Home Ministry defends right to moblise army to control riots

Home Ministry defends right to moblise army to control riots

The Home Ministry has defended the use of military to contain protests against proposed state delineation in the Tarai districts, arguing that the Local Administration Act of 1971 has the provision whereby a chief district officer (CDO) could take the help of Nepal Army (NA) in such cases.

Issuing a statement on Friday, the ministry justified the government’s decision to position NA soldiers in some of the riot-affected districts, claiming that the protesters were taking to violent activities like vandalism and arson, even murder of security personnel. As police could not contain the situation, the statement said, the concerned authorities took the help of NA .

The Article 6(B) of Local Administration Act states: “If it is deemed that a procession, mob or organised group with or without arm is likely to carry out violent or destructive acts such as looting, arson in houses or shops, destroying the public property, and it is reveled that such a situation is not controlled by the general police action, the Chief District Officer may declare such area as riot-affected and take assistance of Nepal Army as required to maintain peace and order.”

The government has come under criticism for “mobilising” army in areas, including Kailali district, to control growing violence instead of finding a political solution.

The NA on Thursday clarified that its soldiers were on the ground as an aid to the civilian authority as requested by the local administration, and that it should not be misconstrued as army mobilisation.
A two-year-old child and eight security personnel, including a senior superintendent of police, had died when Tharuhat activists clashed with police in Tikapur of Kailali district on Monday. Scores others were injured in the incident.

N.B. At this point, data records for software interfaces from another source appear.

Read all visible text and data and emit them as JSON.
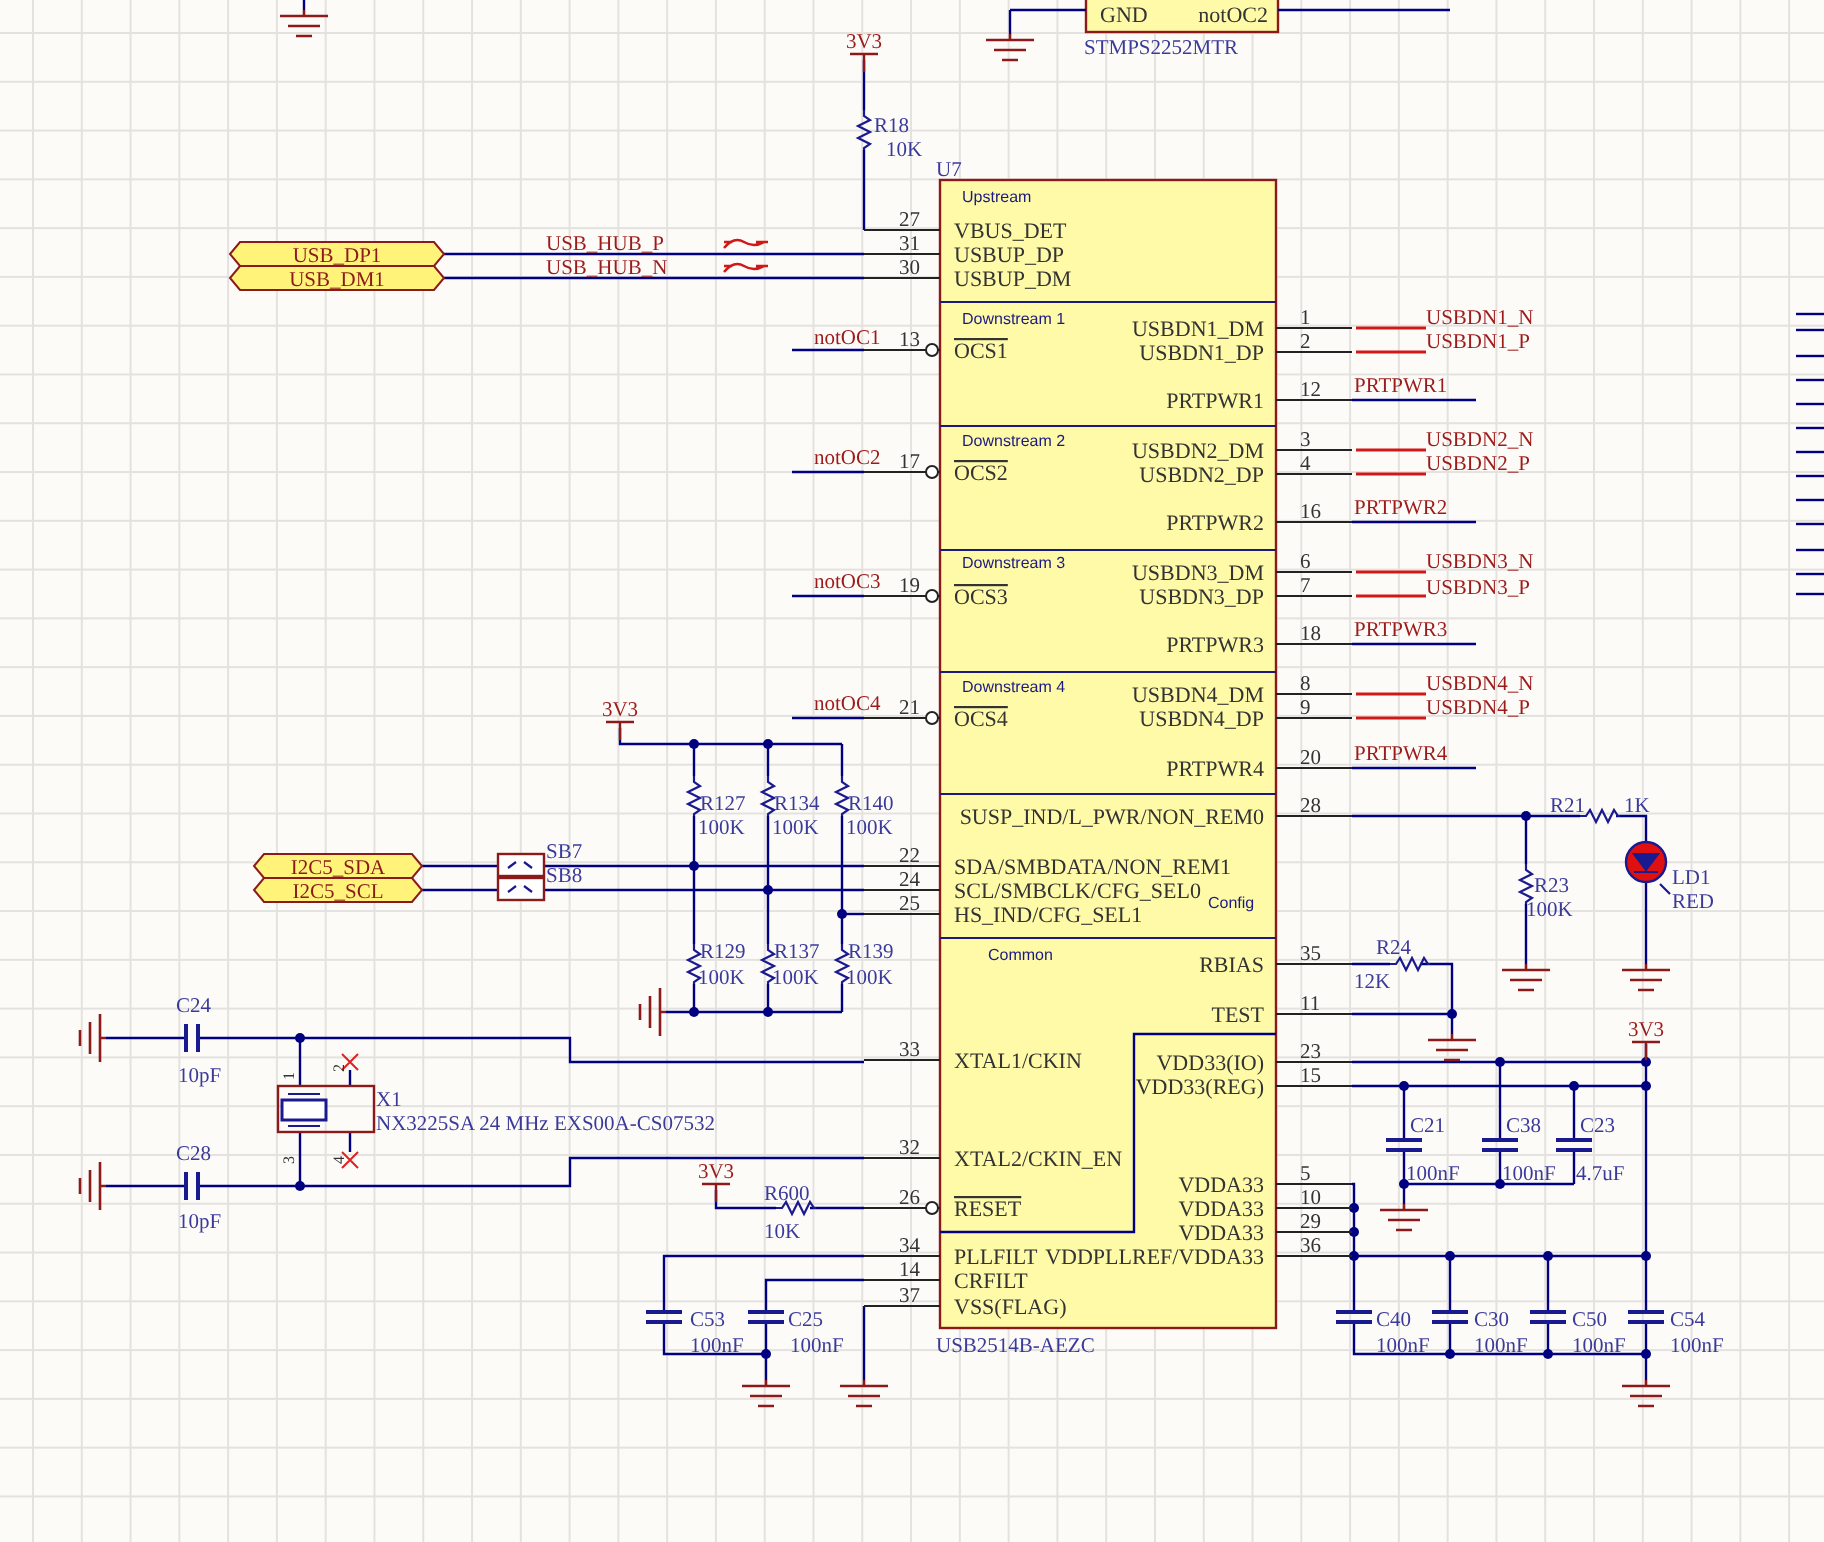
{
  "power_switch": {
    "part_number": "STMPS2252MTR",
    "pins": [
      {
        "name": "GND"
      },
      {
        "name": "notOC2"
      }
    ]
  },
  "hub": {
    "designator": "U7",
    "part_number": "USB2514B-AEZC",
    "sections": [
      {
        "title": "Upstream"
      },
      {
        "title": "Downstream 1"
      },
      {
        "title": "Downstream 2"
      },
      {
        "title": "Downstream 3"
      },
      {
        "title": "Downstream 4"
      },
      {
        "title": "Config"
      },
      {
        "title": "Common"
      }
    ],
    "pins": [
      {
        "name": "VBUS_DET",
        "number": "27",
        "active_low": false
      },
      {
        "name": "USBUP_DP",
        "number": "31",
        "active_low": false
      },
      {
        "name": "USBUP_DM",
        "number": "30",
        "active_low": false
      },
      {
        "name": "USBDN1_DM",
        "number": "1",
        "active_low": false
      },
      {
        "name": "OCS1",
        "number": "13",
        "active_low": true
      },
      {
        "name": "USBDN1_DP",
        "number": "2",
        "active_low": false
      },
      {
        "name": "PRTPWR1",
        "number": "12",
        "active_low": false
      },
      {
        "name": "USBDN2_DM",
        "number": "3",
        "active_low": false
      },
      {
        "name": "OCS2",
        "number": "17",
        "active_low": true
      },
      {
        "name": "USBDN2_DP",
        "number": "4",
        "active_low": false
      },
      {
        "name": "PRTPWR2",
        "number": "16",
        "active_low": false
      },
      {
        "name": "USBDN3_DM",
        "number": "6",
        "active_low": false
      },
      {
        "name": "OCS3",
        "number": "19",
        "active_low": true
      },
      {
        "name": "USBDN3_DP",
        "number": "7",
        "active_low": false
      },
      {
        "name": "PRTPWR3",
        "number": "18",
        "active_low": false
      },
      {
        "name": "USBDN4_DM",
        "number": "8",
        "active_low": false
      },
      {
        "name": "OCS4",
        "number": "21",
        "active_low": true
      },
      {
        "name": "USBDN4_DP",
        "number": "9",
        "active_low": false
      },
      {
        "name": "PRTPWR4",
        "number": "20",
        "active_low": false
      },
      {
        "name": "SUSP_IND/L_PWR/NON_REM0",
        "number": "28",
        "active_low": false
      },
      {
        "name": "SDA/SMBDATA/NON_REM1",
        "number": "22",
        "active_low": false
      },
      {
        "name": "SCL/SMBCLK/CFG_SEL0",
        "number": "24",
        "active_low": false
      },
      {
        "name": "HS_IND/CFG_SEL1",
        "number": "25",
        "active_low": false
      },
      {
        "name": "RBIAS",
        "number": "35",
        "active_low": false
      },
      {
        "name": "TEST",
        "number": "11",
        "active_low": false
      },
      {
        "name": "XTAL1/CKIN",
        "number": "33",
        "active_low": false
      },
      {
        "name": "VDD33(IO)",
        "number": "23",
        "active_low": false
      },
      {
        "name": "VDD33(REG)",
        "number": "15",
        "active_low": false
      },
      {
        "name": "XTAL2/CKIN_EN",
        "number": "32",
        "active_low": false
      },
      {
        "name": "VDDA33",
        "number": "5",
        "active_low": false
      },
      {
        "name": "RESET",
        "number": "26",
        "active_low": true
      },
      {
        "name": "VDDA33",
        "number": "10",
        "active_low": false
      },
      {
        "name": "VDDA33",
        "number": "29",
        "active_low": false
      },
      {
        "name": "PLLFILT",
        "number": "34",
        "active_low": false
      },
      {
        "name": "VDDPLLREF/VDDA33",
        "number": "36",
        "active_low": false
      },
      {
        "name": "CRFILT",
        "number": "14",
        "active_low": false
      },
      {
        "name": "VSS(FLAG)",
        "number": "37",
        "active_low": false
      }
    ]
  },
  "nets": [
    {
      "kind": "power",
      "name": "3V3"
    },
    {
      "kind": "net",
      "name": "USB_HUB_P"
    },
    {
      "kind": "net",
      "name": "USB_HUB_N"
    },
    {
      "kind": "port",
      "name": "USB_DP1"
    },
    {
      "kind": "port",
      "name": "USB_DM1"
    },
    {
      "kind": "net",
      "name": "notOC1"
    },
    {
      "kind": "net",
      "name": "USBDN1_N"
    },
    {
      "kind": "net",
      "name": "USBDN1_P"
    },
    {
      "kind": "net",
      "name": "PRTPWR1"
    },
    {
      "kind": "net",
      "name": "notOC2"
    },
    {
      "kind": "net",
      "name": "USBDN2_N"
    },
    {
      "kind": "net",
      "name": "USBDN2_P"
    },
    {
      "kind": "net",
      "name": "PRTPWR2"
    },
    {
      "kind": "net",
      "name": "notOC3"
    },
    {
      "kind": "net",
      "name": "USBDN3_N"
    },
    {
      "kind": "net",
      "name": "USBDN3_P"
    },
    {
      "kind": "net",
      "name": "PRTPWR3"
    },
    {
      "kind": "power",
      "name": "3V3"
    },
    {
      "kind": "net",
      "name": "notOC4"
    },
    {
      "kind": "net",
      "name": "USBDN4_N"
    },
    {
      "kind": "net",
      "name": "USBDN4_P"
    },
    {
      "kind": "net",
      "name": "PRTPWR4"
    },
    {
      "kind": "port",
      "name": "I2C5_SDA"
    },
    {
      "kind": "port",
      "name": "I2C5_SCL"
    },
    {
      "kind": "power",
      "name": "3V3"
    },
    {
      "kind": "power",
      "name": "3V3"
    }
  ],
  "components": [
    {
      "kind": "resistor",
      "designator": "R18",
      "value": "10K"
    },
    {
      "kind": "resistor",
      "designator": "R127",
      "value": "100K"
    },
    {
      "kind": "resistor",
      "designator": "R134",
      "value": "100K"
    },
    {
      "kind": "resistor",
      "designator": "R140",
      "value": "100K"
    },
    {
      "kind": "solder_bridge",
      "designator": "SB7"
    },
    {
      "kind": "solder_bridge",
      "designator": "SB8"
    },
    {
      "kind": "resistor",
      "designator": "R129",
      "value": "100K"
    },
    {
      "kind": "resistor",
      "designator": "R137",
      "value": "100K"
    },
    {
      "kind": "resistor",
      "designator": "R139",
      "value": "100K"
    },
    {
      "kind": "resistor",
      "designator": "R21",
      "value": "1K"
    },
    {
      "kind": "resistor",
      "designator": "R23",
      "value": "100K"
    },
    {
      "kind": "led",
      "designator": "LD1",
      "value": "RED"
    },
    {
      "kind": "resistor",
      "designator": "R24",
      "value": "12K"
    },
    {
      "kind": "capacitor",
      "designator": "C24",
      "value": "10pF"
    },
    {
      "kind": "crystal",
      "designator": "X1",
      "value": "NX3225SA 24 MHz EXS00A-CS07532",
      "pin_numbers": [
        "1",
        "2",
        "3",
        "4"
      ]
    },
    {
      "kind": "capacitor",
      "designator": "C28",
      "value": "10pF"
    },
    {
      "kind": "resistor",
      "designator": "R600",
      "value": "10K"
    },
    {
      "kind": "capacitor",
      "designator": "C21",
      "value": "100nF"
    },
    {
      "kind": "capacitor",
      "designator": "C38",
      "value": "100nF"
    },
    {
      "kind": "capacitor",
      "designator": "C23",
      "value": "4.7uF"
    },
    {
      "kind": "capacitor",
      "designator": "C53",
      "value": "100nF"
    },
    {
      "kind": "capacitor",
      "designator": "C25",
      "value": "100nF"
    },
    {
      "kind": "capacitor",
      "designator": "C40",
      "value": "100nF"
    },
    {
      "kind": "capacitor",
      "designator": "C30",
      "value": "100nF"
    },
    {
      "kind": "capacitor",
      "designator": "C50",
      "value": "100nF"
    },
    {
      "kind": "capacitor",
      "designator": "C54",
      "value": "100nF"
    }
  ]
}
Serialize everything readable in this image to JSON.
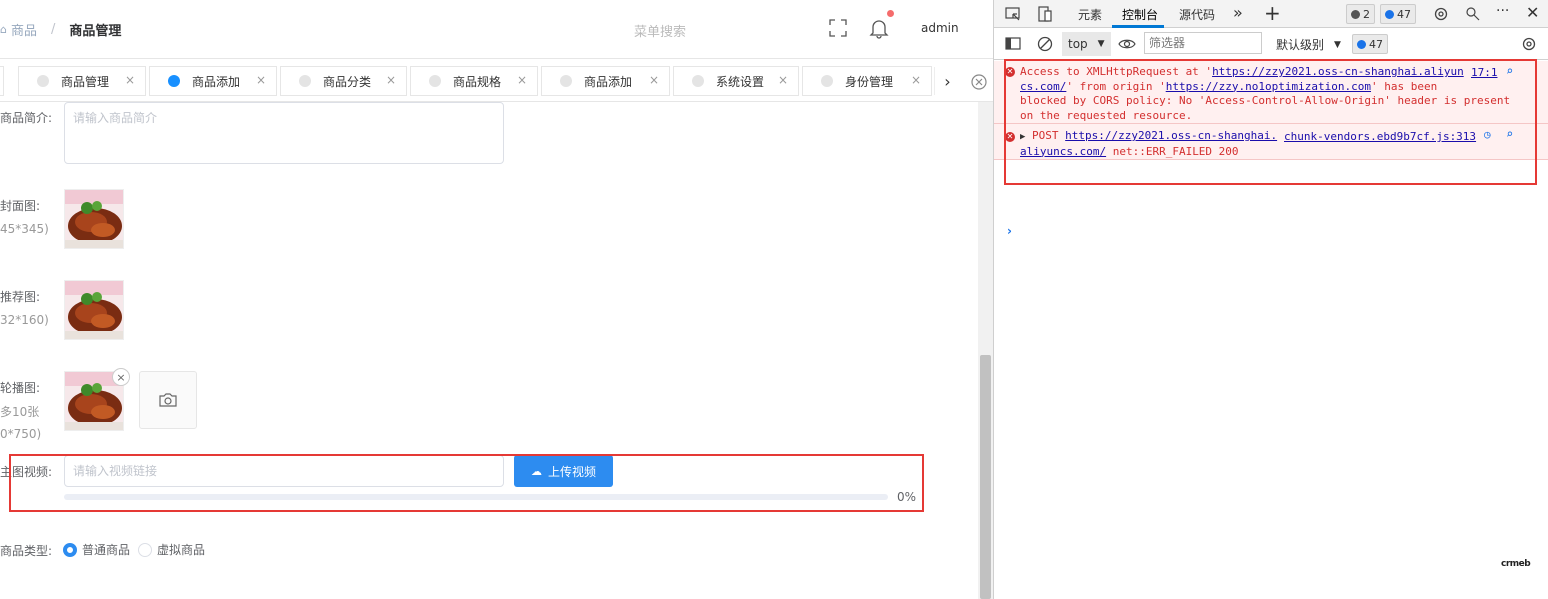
{
  "app": {
    "breadcrumb": {
      "home_icon": "home-icon",
      "root": "商品",
      "separator": "/",
      "current": "商品管理"
    },
    "menu_search": "菜单搜索",
    "user": "admin",
    "tabs": [
      {
        "label": "商品管理",
        "active": false
      },
      {
        "label": "商品添加",
        "active": true
      },
      {
        "label": "商品分类",
        "active": false
      },
      {
        "label": "商品规格",
        "active": false
      },
      {
        "label": "商品添加",
        "active": false
      },
      {
        "label": "系统设置",
        "active": false
      },
      {
        "label": "身份管理",
        "active": false
      }
    ],
    "tab_close": "×",
    "form": {
      "intro_label": "商品简介:",
      "intro_placeholder": "请输入商品简介",
      "cover_label": "封面图:",
      "cover_size": "45*345)",
      "recommend_label": "推荐图:",
      "recommend_size": "32*160)",
      "carousel_label": "轮播图:",
      "carousel_max": "多10张",
      "carousel_size": "0*750)",
      "video_label": "主图视频:",
      "video_placeholder": "请输入视频链接",
      "upload_button": "上传视频",
      "progress_percent": 0,
      "progress_text": "0%",
      "type_label": "商品类型:",
      "type_options": [
        {
          "label": "普通商品",
          "checked": true
        },
        {
          "label": "虚拟商品",
          "checked": false
        }
      ]
    },
    "colors": {
      "primary": "#2d8cf0",
      "highlight": "#e53935",
      "active_tab_dot": "#1890ff"
    }
  },
  "devtools": {
    "tabs": [
      {
        "label": "元素",
        "active": false
      },
      {
        "label": "控制台",
        "active": true
      },
      {
        "label": "源代码",
        "active": false
      }
    ],
    "more": "»",
    "add": "+",
    "error_count": "2",
    "message_count": "47",
    "context": "top",
    "filter_placeholder": "筛选器",
    "level": "默认级别",
    "toolbar_message_count": "47",
    "messages": [
      {
        "pre": "Access to XMLHttpRequest at '",
        "url1": "https://zzy2021.oss-cn-shanghai.aliyun",
        "url1b": "cs.com/",
        "mid": "' from origin '",
        "url2": "https://zzy.no1optimization.com",
        "post1": "' has been",
        "line3": "blocked by CORS policy: No 'Access-Control-Allow-Origin' header is present",
        "line4": "on the requested resource.",
        "source": "17:1"
      },
      {
        "method": "POST",
        "url": "https://zzy2021.oss-cn-shanghai.",
        "url_b": "aliyuncs.com/",
        "error": "net::ERR_FAILED 200",
        "source": "chunk-vendors.ebd9b7cf.js:313"
      }
    ],
    "prompt": "›",
    "watermark": "crmeb"
  }
}
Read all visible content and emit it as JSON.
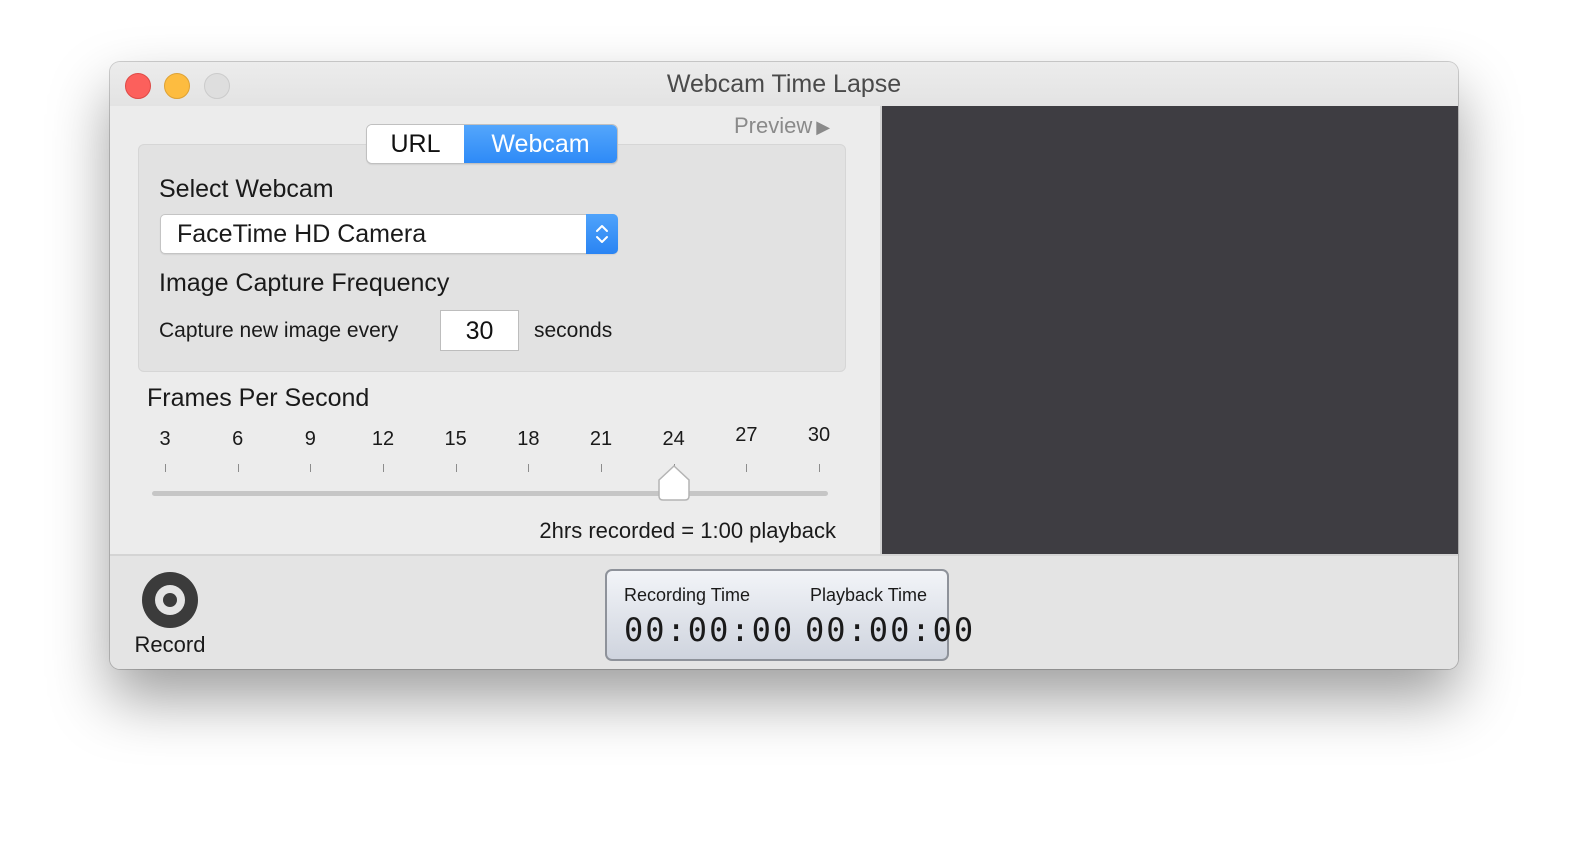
{
  "window": {
    "title": "Webcam Time Lapse"
  },
  "preview_toggle": {
    "label": "Preview",
    "icon": "play-triangle"
  },
  "source_tabs": [
    {
      "label": "URL",
      "selected": false
    },
    {
      "label": "Webcam",
      "selected": true
    }
  ],
  "webcam": {
    "section_title": "Select Webcam",
    "selected_camera": "FaceTime HD Camera",
    "frequency_title": "Image Capture Frequency",
    "capture_prefix": "Capture new image every",
    "capture_value": "30",
    "capture_suffix": "seconds"
  },
  "fps": {
    "title": "Frames Per Second",
    "ticks": [
      "3",
      "6",
      "9",
      "12",
      "15",
      "18",
      "21",
      "24",
      "27",
      "30"
    ],
    "value": 24,
    "min": 3,
    "max": 30
  },
  "summary": "2hrs recorded = 1:00 playback",
  "record": {
    "label": "Record",
    "icon": "record-icon"
  },
  "timers": {
    "recording_label": "Recording Time",
    "recording_value": "00:00:00",
    "playback_label": "Playback Time",
    "playback_value": "00:00:00"
  },
  "colors": {
    "accent_blue": "#2e8af7",
    "preview_bg": "#3e3d42",
    "close": "#fc605c",
    "minimize": "#fdbc40"
  }
}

Meanwhile, Nepal Police has appealed to citizens to refrain from violence and maintain peace and order. It has also warned that those enciting communal riots and disrupting peace would be punished.

Apart from using children in enforcing strikes and vandalism, demonstrators, through news and social network, have published and circulated false information regarding the riots which could disrupt social harmony, police said in a statement on Friday.

These constitute violation of International Covenant on Civil and Political Rights 1966 and International Convention on the Elimination of All Forms of Racial Discrimination 1965, and are punishable by law, the statement read.

Source: TheKathmanduPost